That includes mission critical government infrastructure.   For example, in the state government finance area, Minnesota Management and Budget has requested $24.2 million of one-time funds over three years to provide the necessary maintenance and upgrades to the state’s Enterprise Resource Planning Systems (ERP) which support essential human resource functions like payroll, benefits, recruiting, and training; procurement/vendor transactions, and the state’s data warehouse.   According to MMB testimony, maintenance deficits and inadequate updates due to lack of funds are now resulting in performance and security risks and higher costs.  The reserves in the account used to pay for this have been used up and the account is projected to have a deficit next year.  The annual cost to run these systems is $22 million per year.  MMB has submitted four budget requests since 2015 to address this issue; the amount of funding provided over this period has totaled $13.5 million.  Similarly, MN IT has requested $18 million in one-time funds in order to match available federal funds to mitigate city and county cybersecurity risks.   
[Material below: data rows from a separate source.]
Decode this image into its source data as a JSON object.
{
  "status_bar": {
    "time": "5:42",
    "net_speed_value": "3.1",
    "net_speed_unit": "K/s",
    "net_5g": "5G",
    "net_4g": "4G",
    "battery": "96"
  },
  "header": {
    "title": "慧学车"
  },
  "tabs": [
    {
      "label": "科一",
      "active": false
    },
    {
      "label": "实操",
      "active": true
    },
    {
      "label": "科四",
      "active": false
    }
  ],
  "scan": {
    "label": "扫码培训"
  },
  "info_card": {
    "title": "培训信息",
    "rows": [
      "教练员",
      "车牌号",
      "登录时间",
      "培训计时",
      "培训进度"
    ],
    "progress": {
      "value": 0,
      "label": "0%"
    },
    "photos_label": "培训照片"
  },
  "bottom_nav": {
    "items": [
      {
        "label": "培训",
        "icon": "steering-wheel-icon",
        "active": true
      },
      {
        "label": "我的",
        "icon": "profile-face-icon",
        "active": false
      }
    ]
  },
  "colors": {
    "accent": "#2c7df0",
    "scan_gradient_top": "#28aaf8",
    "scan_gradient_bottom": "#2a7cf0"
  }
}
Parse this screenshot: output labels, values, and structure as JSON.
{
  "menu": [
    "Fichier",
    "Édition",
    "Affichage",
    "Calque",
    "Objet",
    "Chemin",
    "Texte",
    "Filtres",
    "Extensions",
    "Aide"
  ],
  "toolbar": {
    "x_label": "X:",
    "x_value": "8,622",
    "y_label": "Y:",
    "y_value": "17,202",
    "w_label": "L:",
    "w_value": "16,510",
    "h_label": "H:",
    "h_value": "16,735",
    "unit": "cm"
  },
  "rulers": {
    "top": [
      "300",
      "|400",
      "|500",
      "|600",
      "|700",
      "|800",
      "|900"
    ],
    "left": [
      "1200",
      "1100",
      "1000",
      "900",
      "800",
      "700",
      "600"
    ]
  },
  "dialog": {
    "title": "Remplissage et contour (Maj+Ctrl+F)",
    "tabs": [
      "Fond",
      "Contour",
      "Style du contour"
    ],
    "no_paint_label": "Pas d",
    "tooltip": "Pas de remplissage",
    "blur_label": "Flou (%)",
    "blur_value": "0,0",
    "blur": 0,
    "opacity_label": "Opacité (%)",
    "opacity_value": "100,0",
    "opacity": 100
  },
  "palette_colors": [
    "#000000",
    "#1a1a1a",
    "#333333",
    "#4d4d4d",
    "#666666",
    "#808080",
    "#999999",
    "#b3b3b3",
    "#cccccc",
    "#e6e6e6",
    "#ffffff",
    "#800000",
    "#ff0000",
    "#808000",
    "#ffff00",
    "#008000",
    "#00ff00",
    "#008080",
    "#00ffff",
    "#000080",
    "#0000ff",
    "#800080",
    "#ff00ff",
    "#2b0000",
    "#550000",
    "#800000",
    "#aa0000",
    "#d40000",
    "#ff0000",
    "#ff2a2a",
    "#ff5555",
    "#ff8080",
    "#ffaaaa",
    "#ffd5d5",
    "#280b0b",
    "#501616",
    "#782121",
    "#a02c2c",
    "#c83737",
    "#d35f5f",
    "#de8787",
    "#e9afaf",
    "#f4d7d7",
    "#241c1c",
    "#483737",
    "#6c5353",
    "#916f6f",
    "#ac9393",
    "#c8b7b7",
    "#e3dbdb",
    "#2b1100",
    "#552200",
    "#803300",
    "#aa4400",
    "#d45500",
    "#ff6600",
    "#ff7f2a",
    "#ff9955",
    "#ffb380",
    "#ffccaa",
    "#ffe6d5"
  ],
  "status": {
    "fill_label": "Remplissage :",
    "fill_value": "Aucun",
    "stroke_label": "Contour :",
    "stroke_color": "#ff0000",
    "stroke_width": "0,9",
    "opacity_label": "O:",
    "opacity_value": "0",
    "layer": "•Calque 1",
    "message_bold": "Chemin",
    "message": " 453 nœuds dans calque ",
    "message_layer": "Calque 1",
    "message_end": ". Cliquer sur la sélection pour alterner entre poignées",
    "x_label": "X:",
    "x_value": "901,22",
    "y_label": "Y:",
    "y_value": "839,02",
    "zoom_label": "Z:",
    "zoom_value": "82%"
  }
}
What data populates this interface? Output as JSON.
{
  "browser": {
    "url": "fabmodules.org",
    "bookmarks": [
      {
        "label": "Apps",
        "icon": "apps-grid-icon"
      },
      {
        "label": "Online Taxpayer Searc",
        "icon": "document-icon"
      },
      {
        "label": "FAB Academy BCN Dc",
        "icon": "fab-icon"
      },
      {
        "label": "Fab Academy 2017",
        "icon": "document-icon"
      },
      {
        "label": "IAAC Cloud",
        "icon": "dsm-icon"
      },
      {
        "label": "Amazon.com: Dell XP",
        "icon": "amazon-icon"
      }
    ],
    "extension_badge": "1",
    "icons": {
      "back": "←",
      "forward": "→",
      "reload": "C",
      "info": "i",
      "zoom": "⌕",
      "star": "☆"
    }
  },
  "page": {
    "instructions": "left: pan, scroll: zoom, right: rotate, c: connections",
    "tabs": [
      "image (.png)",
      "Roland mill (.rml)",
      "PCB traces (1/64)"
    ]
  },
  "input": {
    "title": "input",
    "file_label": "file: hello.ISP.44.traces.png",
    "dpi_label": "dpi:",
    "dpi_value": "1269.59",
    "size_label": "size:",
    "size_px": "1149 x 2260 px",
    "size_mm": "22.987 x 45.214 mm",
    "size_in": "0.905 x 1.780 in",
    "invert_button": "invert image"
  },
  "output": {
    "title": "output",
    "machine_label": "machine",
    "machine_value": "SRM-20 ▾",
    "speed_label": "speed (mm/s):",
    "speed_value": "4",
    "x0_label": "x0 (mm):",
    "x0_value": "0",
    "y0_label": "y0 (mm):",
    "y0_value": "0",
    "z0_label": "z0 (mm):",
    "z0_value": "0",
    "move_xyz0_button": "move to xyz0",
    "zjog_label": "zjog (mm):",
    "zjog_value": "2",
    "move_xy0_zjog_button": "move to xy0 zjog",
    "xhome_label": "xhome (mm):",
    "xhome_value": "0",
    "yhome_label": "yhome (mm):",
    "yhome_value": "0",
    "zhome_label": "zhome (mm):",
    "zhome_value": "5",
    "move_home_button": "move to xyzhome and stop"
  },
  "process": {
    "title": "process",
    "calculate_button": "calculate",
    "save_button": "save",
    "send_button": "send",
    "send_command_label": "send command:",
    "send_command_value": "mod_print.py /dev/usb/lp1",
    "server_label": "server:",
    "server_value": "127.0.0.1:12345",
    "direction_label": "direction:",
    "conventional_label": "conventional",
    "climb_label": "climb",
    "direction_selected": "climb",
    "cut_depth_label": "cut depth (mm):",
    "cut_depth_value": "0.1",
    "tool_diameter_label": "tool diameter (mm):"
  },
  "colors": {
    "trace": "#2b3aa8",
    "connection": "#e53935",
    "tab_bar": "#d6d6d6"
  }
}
Yet, the prospect for tackling these system needs is in some doubt.   The Senate State Government Finance Committee was only given a $10 million budget to spend (which it did on election security).   In the House these proposals were lumped into a much larger ($76 million) state government omnibus finance bill which include several initiatives which several committee members objected to as unnecessary bloat and government growth - a perspective likely shared in the Senate.  That bill passed the committee, but whether agreement can be reached on a stripped-down conference committee bill to focus on these essentials remains to be seen.   One thing is certain: should breaches of security or system failures occur causing a major disruption to government operations and trigger a big expense, there will be bipartisan demands for investigations and hearings and a lot of sudden indignation expressed as to how such a thing could happen in a state that prides itself on good government.

As many legislators have observed, a time of abundance often makes finding compromise more challenging, not less.   With a month to go, that observation certainly appears to be holding true.  The X factor heading into final month is the political calculus of weighing action against inaction.   Stalemates, especially when public expectations are so high, could be harmful to electoral health.  As a recent MinnPost article succinctly put it, “the politics of the session are a choice between whether doing nothing and waiting for the election is more advantageous than getting something to talk about during the campaign.” 

Endnotes

1 “Older Americans Stockpiled a Record $35 Trillion. The Time Has Come to Give It Away.”  Wall Street Journal, July 2, 2021

2 “Improving the Measurement of Retirement Income of the Aged Population,” ORES Working Paper No. 116, January, 2021

3 "The Effects of the Taxation of Social Security Benefits on Older Workers’ Income and Claiming Decisions” Burman, Coe, Pierce, and Tian, National Tax Journal, June 2014, 67 (2), 459–486